■ **WHAT THE EXERCISE ASKS**:
Check each line of the records below and collect those that include the word "intersections".

[[ INPUT RECORDS, beginning ]]

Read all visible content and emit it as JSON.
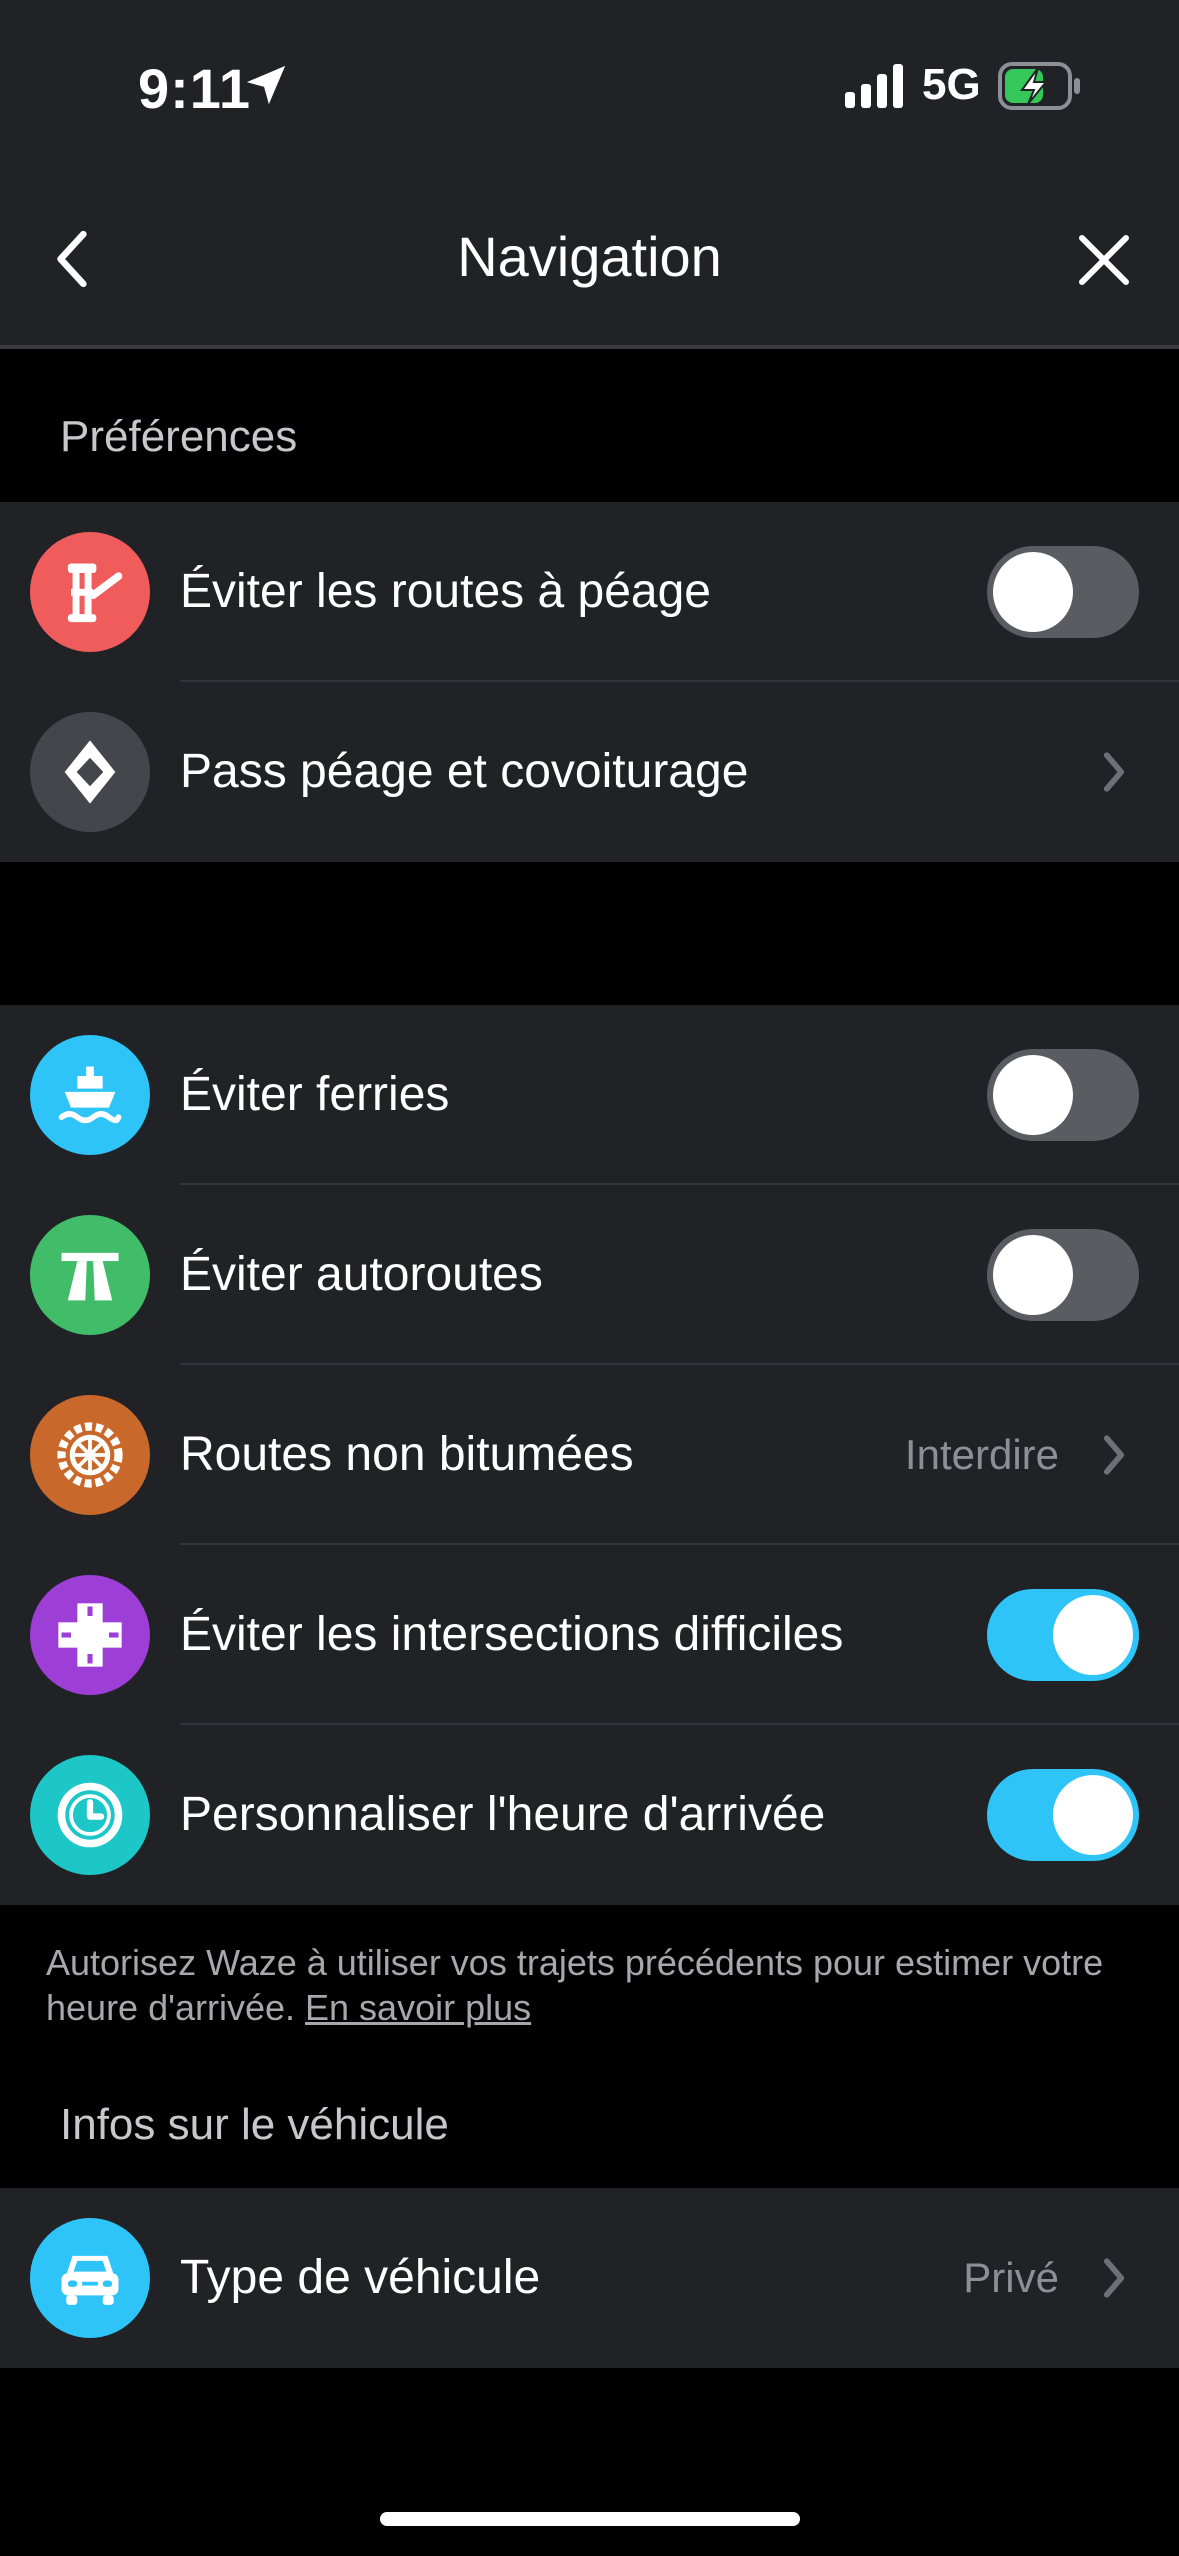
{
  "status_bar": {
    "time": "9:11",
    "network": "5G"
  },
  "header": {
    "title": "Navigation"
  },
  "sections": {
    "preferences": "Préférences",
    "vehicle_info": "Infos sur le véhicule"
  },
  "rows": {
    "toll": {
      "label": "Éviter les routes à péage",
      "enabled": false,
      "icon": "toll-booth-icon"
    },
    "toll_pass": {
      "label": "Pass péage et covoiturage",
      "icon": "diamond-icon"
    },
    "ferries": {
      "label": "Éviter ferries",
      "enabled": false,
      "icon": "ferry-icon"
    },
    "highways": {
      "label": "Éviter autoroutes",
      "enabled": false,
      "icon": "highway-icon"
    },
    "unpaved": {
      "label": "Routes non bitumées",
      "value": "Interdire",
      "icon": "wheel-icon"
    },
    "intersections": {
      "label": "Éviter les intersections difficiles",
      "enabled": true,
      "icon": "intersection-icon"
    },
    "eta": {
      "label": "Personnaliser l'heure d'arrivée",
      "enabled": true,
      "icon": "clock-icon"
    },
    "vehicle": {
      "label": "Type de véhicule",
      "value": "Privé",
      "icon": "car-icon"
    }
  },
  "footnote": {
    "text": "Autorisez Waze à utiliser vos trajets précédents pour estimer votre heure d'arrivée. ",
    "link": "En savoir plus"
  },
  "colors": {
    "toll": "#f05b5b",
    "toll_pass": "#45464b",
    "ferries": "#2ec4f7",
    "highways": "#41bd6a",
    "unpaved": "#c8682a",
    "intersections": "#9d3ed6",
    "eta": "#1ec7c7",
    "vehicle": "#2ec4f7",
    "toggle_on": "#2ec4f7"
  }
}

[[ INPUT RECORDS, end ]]
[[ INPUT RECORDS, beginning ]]

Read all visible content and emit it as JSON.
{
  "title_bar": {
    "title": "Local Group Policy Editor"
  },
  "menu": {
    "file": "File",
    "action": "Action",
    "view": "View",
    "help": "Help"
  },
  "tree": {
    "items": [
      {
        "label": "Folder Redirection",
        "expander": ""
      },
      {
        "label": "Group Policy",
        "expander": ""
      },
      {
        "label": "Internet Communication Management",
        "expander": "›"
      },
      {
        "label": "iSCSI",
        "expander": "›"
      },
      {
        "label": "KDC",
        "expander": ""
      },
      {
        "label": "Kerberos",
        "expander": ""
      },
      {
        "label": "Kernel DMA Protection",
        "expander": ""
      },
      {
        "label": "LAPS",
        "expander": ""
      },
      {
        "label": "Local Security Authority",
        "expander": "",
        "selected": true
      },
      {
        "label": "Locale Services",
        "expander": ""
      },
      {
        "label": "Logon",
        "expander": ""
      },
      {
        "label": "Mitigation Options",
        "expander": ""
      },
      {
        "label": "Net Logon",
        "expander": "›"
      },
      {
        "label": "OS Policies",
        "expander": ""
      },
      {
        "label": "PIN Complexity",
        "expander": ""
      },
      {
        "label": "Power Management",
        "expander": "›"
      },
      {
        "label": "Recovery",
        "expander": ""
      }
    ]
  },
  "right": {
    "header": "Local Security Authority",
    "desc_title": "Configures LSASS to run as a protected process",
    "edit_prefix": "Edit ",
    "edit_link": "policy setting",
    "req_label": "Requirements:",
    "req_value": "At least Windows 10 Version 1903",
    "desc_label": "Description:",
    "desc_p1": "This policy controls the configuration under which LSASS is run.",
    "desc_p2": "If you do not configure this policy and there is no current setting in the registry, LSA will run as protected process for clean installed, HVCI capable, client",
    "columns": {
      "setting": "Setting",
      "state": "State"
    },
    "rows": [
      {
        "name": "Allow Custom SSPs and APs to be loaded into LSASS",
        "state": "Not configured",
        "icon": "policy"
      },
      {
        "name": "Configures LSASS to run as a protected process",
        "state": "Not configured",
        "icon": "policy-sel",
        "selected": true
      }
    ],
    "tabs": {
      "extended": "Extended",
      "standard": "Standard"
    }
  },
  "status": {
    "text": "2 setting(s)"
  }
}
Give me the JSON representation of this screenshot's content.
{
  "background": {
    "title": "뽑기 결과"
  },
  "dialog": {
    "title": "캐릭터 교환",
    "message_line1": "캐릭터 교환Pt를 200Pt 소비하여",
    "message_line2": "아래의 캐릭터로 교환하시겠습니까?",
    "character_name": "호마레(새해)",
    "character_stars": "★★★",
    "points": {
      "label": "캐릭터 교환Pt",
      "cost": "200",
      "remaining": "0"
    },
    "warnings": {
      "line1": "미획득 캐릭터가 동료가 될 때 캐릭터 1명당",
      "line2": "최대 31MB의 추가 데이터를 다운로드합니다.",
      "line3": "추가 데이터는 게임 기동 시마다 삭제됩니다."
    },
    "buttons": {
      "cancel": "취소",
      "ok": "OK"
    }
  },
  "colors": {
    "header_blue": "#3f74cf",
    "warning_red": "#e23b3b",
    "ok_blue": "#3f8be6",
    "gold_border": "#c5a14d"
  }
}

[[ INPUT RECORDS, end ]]
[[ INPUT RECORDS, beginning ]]

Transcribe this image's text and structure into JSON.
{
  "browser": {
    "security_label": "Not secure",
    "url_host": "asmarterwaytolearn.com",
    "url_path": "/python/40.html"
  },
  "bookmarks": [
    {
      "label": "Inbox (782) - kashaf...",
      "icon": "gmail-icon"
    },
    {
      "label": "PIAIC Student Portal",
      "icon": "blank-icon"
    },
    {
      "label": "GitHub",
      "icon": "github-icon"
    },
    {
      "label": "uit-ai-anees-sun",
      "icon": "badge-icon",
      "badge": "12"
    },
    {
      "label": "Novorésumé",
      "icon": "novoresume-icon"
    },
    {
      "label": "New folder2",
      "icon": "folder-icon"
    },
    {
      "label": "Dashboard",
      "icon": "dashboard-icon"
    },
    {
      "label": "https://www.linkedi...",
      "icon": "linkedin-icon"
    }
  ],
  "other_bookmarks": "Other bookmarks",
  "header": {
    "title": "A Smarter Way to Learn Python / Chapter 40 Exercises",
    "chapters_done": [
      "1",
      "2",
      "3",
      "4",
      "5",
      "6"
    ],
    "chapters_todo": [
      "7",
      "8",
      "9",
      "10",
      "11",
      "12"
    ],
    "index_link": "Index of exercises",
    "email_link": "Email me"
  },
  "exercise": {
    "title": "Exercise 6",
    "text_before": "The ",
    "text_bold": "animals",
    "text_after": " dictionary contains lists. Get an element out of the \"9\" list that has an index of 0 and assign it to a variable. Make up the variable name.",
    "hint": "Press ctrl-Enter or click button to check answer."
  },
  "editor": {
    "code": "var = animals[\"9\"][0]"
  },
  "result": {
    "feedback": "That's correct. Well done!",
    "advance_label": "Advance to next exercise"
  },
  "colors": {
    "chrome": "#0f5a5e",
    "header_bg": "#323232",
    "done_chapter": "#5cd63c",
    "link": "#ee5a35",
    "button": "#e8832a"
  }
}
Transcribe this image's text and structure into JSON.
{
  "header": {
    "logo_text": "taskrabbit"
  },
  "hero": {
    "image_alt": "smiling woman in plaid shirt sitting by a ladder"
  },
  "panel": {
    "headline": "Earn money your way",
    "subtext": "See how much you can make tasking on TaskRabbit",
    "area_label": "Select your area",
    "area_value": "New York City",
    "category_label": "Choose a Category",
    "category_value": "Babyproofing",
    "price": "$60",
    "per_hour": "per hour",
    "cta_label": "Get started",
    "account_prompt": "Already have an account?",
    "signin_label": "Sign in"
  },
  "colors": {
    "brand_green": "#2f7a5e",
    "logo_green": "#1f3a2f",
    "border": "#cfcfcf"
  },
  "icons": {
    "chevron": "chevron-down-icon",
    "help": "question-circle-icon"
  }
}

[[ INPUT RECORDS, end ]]

■ **ANSWER BELOW**:
    "intersections": {
      "label": "Éviter les intersections difficiles",
    "intersections": "#9d3ed6",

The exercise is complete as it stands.